Dan Knudsen

Dan Knudsen
Lost Airways

Click to hear: “Dupage County

Dan Knudsen is the Hardest Working Man in Folk Business. A fixture at open-mic nights in downtown Portland for over a decade, he’s released, distributed, sold and promoted five albums of charmingly off-kilter music, two “Best Of” compilations (with previously unreleased bonus tracks), a live album and a tribute album that included covers of his songs by some of Portland’s coolest acts (plus two bonus tracks by Dan the Man himself).

Lost Airways follows 2008’s Outer Space, which was Knudsen’s strangest, and most accomplished, studio album to date. He’d begun to add rudimentary drums and oddball keyboard lines to his acoustic-guitar-based compositions. The aliens, sand creatures and Satanic sorcerers of Space are gone, but Airways contains some of Knudsen’s strongest songs yet.

The album was recorded and mixed by Dominic Lavoie of The Lucid, who adds bass and backing vocals here and there. His sha-la-la’s on the chorus of “Dupage County” are pure gold. Lavoie maintains a light touch. It’s important to let Dan be Dan. But his contributions hint at how great a full collaboration between Knudsen and more accomplished musicians could be.

Two of the five tracks are specifically for kids. The opener, “I Give You This Saturday,” is a pretty and catchy song. Unfortunately, Knudsen, who is the epitome of goodness and innocence, inadvertently makes it come off a little creepy by over-emphasizing the fact the parents trust the song’s narrator to take their kid out for a day. “They say it’s OK for us to play / as long as we do it right, in the appropriate ways.”

However, Knudsen’s quirky wordiness makes the ditty “Play Keyboards” a winner. “Join a band on synthesizer playing jazz, rock or soul / Then it becomes more progressive, like mystical heavy metal,” one verse begins. “Before you know it you’re nominated for a Grammy Award / Just forget about all that macho stuff and shut up and play keyboards.” For the chorus, Knudsen repeats the song’s title until the words go rubbery and lose their meaning — you begin to think he’s singing about some weird new kind of lumber.

Knudsen really stretches out on the inspirational “We All Make Mistakes,” the other kid-centric song. He goes for broke on a tricky bridge and just makes it over. The title track is a pleasant little number about plane travel — an experience that sorely needs some positive perspective.

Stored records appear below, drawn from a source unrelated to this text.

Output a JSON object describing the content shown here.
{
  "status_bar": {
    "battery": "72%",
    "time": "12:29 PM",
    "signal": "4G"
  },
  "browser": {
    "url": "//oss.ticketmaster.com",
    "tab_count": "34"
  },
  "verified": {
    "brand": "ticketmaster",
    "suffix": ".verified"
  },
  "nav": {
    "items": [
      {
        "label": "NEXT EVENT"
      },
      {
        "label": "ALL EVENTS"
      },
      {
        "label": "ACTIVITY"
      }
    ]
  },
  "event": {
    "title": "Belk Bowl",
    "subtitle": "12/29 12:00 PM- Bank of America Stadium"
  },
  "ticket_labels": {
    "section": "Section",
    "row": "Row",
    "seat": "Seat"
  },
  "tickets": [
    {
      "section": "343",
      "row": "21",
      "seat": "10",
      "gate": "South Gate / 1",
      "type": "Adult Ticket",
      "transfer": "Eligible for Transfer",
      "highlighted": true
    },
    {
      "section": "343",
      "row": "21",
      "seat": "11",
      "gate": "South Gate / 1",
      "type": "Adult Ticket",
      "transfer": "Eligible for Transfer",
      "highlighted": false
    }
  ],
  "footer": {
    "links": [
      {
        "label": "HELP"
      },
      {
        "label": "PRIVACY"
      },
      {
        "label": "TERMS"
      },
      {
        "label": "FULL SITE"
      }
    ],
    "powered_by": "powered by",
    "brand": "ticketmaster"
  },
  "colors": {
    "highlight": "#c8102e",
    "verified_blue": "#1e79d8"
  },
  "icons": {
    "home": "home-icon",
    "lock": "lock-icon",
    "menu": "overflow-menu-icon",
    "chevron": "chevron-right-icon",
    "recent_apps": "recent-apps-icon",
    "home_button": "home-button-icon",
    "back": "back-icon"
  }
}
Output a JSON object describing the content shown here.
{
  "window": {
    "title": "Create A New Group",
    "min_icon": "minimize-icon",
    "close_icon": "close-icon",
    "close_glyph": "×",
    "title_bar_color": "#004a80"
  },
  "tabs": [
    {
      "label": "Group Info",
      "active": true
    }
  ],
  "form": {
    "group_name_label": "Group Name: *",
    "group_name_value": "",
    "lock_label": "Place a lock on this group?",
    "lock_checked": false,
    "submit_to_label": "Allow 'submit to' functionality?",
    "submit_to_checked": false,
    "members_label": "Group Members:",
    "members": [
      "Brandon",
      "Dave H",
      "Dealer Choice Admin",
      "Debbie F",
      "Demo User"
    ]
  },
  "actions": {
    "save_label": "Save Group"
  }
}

If only the skies were always this friendly.

— Chris Busby

For more on Knudsen, check out danknudsenmusic.com.